BOISE, Idaho (AP) — An 18-square-mile (47-square-kilometer) forest project approved by the U.S. Forest Service in northern Idaho harms wildlife, two environmental groups say, and they have filed a lawsuit to stop it.
The Alliance for the Wild Rockies and Friends of the Clearwater filed the lawsuit Wednesday seeking to stop the Brebner Flat Project in the Idaho Panhandle National Forest.
Forest Service officials say the project includes logging and other treatments needed to improve forest health and lessen the severity of a potential wildfire.
The environmental groups said the Forest Service’s analysis of the project illegally failed to include the potential effects on grizzly bears or a wild and scenic river corridor.
“The Forest Service misrepresented the possible presence of endangered species in the project area, ignored the dire status of elk habitat in the area, and lied about whether there was a wild and scenic river corridor in the project area,” Mike Garrity, executive director of the Alliance for the Wild Rockies, said in a statement.

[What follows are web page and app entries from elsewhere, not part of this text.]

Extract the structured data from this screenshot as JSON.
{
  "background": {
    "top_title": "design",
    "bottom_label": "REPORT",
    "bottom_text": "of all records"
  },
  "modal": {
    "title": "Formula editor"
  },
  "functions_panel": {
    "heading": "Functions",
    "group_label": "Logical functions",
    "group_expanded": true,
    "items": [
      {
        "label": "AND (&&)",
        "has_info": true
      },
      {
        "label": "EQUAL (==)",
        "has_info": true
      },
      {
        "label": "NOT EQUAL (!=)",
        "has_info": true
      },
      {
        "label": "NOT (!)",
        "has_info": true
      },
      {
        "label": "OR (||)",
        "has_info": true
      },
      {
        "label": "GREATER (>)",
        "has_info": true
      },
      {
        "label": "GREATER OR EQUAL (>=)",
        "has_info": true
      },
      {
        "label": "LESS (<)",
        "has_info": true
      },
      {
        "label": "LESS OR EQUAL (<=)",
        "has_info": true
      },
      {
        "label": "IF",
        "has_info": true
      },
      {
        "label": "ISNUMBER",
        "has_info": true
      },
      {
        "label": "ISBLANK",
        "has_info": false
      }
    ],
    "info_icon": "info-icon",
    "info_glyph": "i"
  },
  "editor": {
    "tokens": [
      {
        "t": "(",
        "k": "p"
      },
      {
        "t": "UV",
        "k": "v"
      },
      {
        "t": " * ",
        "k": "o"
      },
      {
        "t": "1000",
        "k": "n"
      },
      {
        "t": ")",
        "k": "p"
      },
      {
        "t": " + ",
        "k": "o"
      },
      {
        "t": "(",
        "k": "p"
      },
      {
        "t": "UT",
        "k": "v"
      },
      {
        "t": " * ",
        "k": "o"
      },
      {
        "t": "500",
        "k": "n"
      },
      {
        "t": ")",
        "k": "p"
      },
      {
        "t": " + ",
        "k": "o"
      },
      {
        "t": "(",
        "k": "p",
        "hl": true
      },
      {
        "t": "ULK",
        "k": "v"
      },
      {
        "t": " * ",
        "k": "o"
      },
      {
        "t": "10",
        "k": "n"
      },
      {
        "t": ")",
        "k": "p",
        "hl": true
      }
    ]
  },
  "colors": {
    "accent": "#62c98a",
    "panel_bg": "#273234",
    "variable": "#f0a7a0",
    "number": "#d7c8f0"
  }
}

Wyn Hornbuckle of the U.S. Department of Justice, which defends federal agencies against lawsuits, said the agency was reviewing the lawsuit and didn't offer a comment.
The Forest Service in an environmental analysis of the project said large fires in 1910 and 1934 along with fire suppression in following decades reduced the presence of white pine, western larch and Ponderosa pine.
The agency said those species were replaced with more shade-tolerant grand fir, Douglas fir and Lodgepole pine.
The agency said the current composition of the tree species in the project area doesn't reflect the forest plan and has made the forest more susceptible to insects and disease.